Federico Fellini, the legendary Italian film director, screenwriter, and playwright, left an indelible mark on cinema history with his vivid and imaginative storytelling. His films, known for blending fantasy and reality in a unique way, captivated audiences and critics alike, earning him numerous awards, including four Academy Awards for Best Foreign Language Film. With themes of memory, imagination, and identity at the forefront, Fellini’s films were heavily influenced by the cinema of the 1920s and 1930s, as well as by the works of James Joyce, Marcel Proust, and the Surrealists. His influence on the film industry is undeniable, with numerous filmmakers citing him as a major inspiration. Fellini’s body of work remains a testament to his artistic genius and continues to inspire and delight audiences to this day.
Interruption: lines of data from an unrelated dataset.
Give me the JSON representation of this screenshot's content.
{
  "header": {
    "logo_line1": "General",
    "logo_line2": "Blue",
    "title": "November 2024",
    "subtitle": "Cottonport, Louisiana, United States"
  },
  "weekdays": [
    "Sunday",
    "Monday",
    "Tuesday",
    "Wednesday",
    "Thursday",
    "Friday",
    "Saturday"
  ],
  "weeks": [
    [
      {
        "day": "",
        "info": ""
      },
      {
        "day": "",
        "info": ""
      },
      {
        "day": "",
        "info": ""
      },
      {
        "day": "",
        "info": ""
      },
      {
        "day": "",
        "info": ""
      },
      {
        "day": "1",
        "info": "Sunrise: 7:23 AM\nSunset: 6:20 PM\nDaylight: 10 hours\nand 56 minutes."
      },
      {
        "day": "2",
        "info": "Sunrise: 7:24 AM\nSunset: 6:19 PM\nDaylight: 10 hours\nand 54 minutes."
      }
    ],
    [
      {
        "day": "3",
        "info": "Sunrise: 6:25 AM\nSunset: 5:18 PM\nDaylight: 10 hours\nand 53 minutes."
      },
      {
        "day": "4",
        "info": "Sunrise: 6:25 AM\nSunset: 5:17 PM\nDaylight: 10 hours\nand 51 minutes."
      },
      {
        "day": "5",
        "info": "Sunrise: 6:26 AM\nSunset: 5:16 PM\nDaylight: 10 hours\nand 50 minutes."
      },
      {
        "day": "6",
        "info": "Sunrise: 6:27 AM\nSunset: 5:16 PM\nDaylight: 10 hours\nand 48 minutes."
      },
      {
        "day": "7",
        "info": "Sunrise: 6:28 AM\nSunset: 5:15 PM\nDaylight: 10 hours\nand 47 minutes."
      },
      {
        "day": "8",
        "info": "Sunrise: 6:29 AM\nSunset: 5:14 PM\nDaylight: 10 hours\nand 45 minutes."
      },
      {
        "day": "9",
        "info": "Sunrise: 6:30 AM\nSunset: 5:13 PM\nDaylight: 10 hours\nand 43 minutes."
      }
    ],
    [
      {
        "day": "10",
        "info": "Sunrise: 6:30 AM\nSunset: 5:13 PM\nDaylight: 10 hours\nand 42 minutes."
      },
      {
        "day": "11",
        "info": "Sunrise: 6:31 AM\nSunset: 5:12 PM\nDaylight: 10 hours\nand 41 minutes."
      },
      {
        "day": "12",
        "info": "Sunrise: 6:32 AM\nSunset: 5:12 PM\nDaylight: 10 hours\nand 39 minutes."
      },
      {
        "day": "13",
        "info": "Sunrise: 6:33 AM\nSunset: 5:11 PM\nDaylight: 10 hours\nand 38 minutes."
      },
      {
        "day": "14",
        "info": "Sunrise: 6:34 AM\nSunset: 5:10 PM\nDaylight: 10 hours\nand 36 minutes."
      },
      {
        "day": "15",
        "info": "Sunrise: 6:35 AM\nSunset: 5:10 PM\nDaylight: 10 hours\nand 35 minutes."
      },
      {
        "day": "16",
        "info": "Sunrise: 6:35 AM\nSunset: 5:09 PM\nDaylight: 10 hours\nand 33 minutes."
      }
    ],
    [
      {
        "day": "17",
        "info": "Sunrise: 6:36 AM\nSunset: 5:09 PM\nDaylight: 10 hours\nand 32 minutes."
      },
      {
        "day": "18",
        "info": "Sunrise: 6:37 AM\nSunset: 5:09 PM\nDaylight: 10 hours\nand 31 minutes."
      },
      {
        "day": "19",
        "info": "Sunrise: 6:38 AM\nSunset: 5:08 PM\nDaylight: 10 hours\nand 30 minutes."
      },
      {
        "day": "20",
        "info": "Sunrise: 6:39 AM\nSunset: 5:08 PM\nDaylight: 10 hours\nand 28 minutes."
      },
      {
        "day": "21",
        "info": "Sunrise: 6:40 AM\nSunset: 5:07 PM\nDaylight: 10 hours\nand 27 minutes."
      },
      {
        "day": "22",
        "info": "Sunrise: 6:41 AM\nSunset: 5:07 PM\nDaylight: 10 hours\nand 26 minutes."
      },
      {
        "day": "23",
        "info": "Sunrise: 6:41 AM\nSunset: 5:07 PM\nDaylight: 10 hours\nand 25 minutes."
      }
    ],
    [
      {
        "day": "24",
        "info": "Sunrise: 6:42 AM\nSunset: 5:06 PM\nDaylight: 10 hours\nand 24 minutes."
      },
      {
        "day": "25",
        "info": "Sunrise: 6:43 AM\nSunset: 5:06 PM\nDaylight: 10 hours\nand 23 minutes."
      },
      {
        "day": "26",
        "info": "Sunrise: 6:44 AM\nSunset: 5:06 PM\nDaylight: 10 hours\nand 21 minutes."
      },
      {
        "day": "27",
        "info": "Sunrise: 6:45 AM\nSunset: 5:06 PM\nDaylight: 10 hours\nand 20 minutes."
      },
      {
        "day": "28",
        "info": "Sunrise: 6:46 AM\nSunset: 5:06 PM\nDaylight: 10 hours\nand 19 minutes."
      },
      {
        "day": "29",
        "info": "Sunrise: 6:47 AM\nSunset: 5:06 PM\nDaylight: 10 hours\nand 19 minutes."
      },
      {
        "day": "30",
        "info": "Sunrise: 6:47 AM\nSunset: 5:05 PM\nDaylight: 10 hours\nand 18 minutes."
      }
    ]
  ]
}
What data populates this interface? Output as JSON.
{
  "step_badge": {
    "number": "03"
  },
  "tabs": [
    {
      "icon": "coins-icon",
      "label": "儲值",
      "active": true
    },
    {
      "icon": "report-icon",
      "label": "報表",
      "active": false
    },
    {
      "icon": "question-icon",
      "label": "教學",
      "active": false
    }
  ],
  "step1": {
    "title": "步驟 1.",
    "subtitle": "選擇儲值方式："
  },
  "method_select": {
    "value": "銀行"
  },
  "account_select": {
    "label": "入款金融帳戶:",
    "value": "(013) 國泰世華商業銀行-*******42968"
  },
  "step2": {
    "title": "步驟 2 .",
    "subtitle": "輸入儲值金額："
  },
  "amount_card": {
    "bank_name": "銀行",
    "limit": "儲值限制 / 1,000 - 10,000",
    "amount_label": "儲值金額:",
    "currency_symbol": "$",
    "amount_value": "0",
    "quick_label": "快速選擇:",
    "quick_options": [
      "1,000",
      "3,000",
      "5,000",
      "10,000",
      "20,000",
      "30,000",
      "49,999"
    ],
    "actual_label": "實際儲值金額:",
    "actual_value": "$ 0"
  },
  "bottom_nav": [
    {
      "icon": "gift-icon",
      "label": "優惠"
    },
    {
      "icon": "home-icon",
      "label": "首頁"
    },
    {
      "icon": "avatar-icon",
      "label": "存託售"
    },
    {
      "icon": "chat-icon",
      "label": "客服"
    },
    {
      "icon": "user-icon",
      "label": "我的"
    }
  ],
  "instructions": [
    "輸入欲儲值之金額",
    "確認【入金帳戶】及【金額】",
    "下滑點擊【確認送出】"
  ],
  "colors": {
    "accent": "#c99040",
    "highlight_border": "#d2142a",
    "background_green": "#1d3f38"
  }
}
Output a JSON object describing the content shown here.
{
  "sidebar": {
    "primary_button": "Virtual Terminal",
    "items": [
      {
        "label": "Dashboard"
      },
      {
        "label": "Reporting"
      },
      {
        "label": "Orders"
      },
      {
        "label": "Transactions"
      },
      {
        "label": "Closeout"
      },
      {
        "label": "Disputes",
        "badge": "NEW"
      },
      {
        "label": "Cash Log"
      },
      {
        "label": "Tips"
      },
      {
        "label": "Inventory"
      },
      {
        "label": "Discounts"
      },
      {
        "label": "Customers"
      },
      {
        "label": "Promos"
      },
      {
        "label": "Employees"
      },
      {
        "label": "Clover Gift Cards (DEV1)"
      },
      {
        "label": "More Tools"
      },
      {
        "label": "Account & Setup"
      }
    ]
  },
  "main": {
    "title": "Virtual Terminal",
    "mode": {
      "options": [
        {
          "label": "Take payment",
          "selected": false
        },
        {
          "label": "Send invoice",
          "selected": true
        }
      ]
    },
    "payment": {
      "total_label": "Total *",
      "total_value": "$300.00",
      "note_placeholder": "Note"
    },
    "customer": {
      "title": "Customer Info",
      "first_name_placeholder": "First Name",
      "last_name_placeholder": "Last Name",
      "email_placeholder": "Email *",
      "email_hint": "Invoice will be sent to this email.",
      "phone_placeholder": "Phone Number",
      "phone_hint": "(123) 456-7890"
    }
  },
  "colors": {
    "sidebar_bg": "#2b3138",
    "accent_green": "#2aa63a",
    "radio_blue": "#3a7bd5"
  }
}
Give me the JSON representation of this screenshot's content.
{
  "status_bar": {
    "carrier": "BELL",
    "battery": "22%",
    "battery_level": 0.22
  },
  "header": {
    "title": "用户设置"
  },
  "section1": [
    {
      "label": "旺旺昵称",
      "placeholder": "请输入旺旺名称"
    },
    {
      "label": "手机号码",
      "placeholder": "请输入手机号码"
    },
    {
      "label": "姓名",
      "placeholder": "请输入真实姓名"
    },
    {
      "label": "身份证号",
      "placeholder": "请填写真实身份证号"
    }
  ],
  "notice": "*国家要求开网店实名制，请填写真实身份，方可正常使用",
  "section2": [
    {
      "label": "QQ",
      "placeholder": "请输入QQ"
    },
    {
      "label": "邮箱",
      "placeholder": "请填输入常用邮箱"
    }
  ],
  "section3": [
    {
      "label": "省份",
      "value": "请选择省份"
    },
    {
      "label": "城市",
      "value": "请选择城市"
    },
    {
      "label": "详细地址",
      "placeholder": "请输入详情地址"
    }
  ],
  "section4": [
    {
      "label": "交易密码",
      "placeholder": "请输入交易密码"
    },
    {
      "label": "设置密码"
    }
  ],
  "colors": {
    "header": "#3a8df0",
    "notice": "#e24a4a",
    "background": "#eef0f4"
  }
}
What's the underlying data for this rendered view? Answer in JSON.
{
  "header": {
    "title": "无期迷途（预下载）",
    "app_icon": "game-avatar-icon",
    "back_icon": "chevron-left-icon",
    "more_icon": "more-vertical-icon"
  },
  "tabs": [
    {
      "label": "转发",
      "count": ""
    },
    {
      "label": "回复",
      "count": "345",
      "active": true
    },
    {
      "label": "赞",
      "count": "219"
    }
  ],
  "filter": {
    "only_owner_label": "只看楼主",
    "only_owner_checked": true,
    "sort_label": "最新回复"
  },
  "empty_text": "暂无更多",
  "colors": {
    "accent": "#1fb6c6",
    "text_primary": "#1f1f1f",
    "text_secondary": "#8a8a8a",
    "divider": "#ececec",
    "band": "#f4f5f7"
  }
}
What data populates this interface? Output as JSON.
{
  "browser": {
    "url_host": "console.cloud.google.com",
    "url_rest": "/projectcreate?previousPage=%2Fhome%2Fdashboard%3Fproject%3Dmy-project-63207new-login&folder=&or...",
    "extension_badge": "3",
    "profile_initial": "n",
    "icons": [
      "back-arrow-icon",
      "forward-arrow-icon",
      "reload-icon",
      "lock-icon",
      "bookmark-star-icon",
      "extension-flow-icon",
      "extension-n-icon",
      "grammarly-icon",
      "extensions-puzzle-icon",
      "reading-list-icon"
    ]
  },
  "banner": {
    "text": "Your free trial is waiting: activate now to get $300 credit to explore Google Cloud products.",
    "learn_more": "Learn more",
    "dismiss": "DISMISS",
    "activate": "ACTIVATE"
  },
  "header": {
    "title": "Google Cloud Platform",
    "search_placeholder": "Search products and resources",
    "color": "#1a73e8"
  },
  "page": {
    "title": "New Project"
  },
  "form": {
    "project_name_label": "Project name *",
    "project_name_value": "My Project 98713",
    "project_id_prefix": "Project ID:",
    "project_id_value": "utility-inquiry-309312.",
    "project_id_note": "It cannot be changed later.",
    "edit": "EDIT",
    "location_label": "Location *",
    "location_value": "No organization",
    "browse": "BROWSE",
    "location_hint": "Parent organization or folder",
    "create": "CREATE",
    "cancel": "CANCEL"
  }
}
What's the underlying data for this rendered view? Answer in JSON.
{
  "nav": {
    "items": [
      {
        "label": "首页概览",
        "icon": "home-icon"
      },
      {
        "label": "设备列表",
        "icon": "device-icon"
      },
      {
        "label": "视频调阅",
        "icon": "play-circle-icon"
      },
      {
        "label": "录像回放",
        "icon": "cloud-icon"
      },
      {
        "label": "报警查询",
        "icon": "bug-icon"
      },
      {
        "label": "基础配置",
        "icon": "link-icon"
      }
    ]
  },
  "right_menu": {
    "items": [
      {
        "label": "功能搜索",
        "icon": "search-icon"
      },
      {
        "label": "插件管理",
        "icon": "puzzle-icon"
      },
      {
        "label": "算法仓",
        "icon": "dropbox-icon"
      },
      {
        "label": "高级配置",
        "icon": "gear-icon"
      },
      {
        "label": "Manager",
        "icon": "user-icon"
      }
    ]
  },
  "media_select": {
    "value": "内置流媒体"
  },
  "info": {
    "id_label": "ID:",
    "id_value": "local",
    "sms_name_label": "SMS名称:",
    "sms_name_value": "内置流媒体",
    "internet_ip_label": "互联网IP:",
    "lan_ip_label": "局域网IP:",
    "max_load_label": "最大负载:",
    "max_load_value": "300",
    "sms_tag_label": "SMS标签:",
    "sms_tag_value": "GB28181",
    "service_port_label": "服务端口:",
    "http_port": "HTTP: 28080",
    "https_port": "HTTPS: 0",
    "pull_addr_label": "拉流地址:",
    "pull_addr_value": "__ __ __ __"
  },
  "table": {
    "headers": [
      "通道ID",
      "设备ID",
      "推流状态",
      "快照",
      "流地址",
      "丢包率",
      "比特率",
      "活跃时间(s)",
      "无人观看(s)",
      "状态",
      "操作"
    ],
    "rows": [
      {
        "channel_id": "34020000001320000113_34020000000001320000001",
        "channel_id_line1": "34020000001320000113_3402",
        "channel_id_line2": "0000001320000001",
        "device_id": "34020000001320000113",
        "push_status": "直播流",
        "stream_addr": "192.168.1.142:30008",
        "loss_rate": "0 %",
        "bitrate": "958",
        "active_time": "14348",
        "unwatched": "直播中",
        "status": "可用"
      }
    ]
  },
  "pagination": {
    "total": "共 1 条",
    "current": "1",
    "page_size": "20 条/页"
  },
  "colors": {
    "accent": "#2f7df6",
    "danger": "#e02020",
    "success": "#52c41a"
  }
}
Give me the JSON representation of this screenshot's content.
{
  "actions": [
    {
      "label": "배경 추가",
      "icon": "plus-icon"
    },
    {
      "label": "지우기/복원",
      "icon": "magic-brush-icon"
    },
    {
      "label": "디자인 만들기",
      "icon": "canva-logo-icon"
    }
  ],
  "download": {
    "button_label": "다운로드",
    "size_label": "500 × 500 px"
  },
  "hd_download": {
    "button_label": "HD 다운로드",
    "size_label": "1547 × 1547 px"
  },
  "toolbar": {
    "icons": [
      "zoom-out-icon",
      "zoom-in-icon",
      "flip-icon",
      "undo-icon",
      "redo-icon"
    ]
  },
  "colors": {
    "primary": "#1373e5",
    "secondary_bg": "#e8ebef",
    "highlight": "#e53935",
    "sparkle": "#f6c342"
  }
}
Federico Fellini was born in Rimini, Italy, in 1920, the son of a traveling salesman and a woman who worked as a circus performer. He began drawing at an early age and was inspired by the circus and carnival culture of his childhood. He studied at the Accademia di Belle Arti in Rimini, but left after a year to pursue a career in journalism. He moved to Rome in 1939 and worked as a cartoonist and writer for a number of magazines and newspapers.
Fellini began his film career as a screenwriter, writing for the famous Italian director Roberto Rossellini. He made his directorial debut in 1950 with The White Sheik, a satire of the Italian film industry. He quickly gained international recognition with his second film, La Strada (1954), which won the Academy Award for Best Foreign Language Film. He followed up with Nights of Cabiria (1957), which also won the Academy Award for Best Foreign Language Film. His most famous and critically acclaimed film, 8½ (1963), is considered a masterpiece of modern cinema and one of the greatest films of all time. He continued to make films throughout his career, including Amarcord (1973) and La Dolce Vita (1960) which was a major critical and commercial success. He was also a prolific screenwriter and playwright, writing over 30 plays and screenplays.
STYLE AND INFLUENCE
Fellini’s films are known for their vivid and imaginative storytelling, blending fantasy and reality in a unique way. He often used autobiographical elements in his films and drew on his own experiences and memories to create a dream-like, surreal atmosphere. His films also often dealt with themes of memory, imagination, and the search for identity. He was heavily influenced by the cinema of the 1920s and 1930s and by the theater of the period. He was also heavily influenced by the art and literature of the period, including the works of James Joyce, Marcel Proust, and the Surrealists. His films have had a major impact on the cinema of the 20th century, influencing a number of prominent filmmakers and film movements.
As Fellini’s career progressed, he continued to push the boundaries of cinema and experiment with new techniques and styles. Some of his later films, such as Fellini’s Casanova (1976) and City of Women (1980), were not as well received by critics and audiences as his earlier work, but they still showcased his unique vision and storytelling abilities. His last completed film, The Voice of the Moon (1990), was a return to form and received positive reviews.
Fellini’s influence on cinema can be seen in the works of many prominent filmmakers, including Martin Scorsese, Woody Allen, and David Lynch. His films have been the subject of numerous retrospectives and exhibitions, and his legacy continues to be celebrated by film enthusiasts and critics around the world.
Fellini died of a heart attack in Rome on October 31, 1993. He was 73 years old at the time of his death. He was celebrated for his contributions to cinema as one of the most important and influential filmmakers of the 20th century. His films continue to be celebrated for their vivid and imaginative storytelling, blending fantasy and reality in a unique way.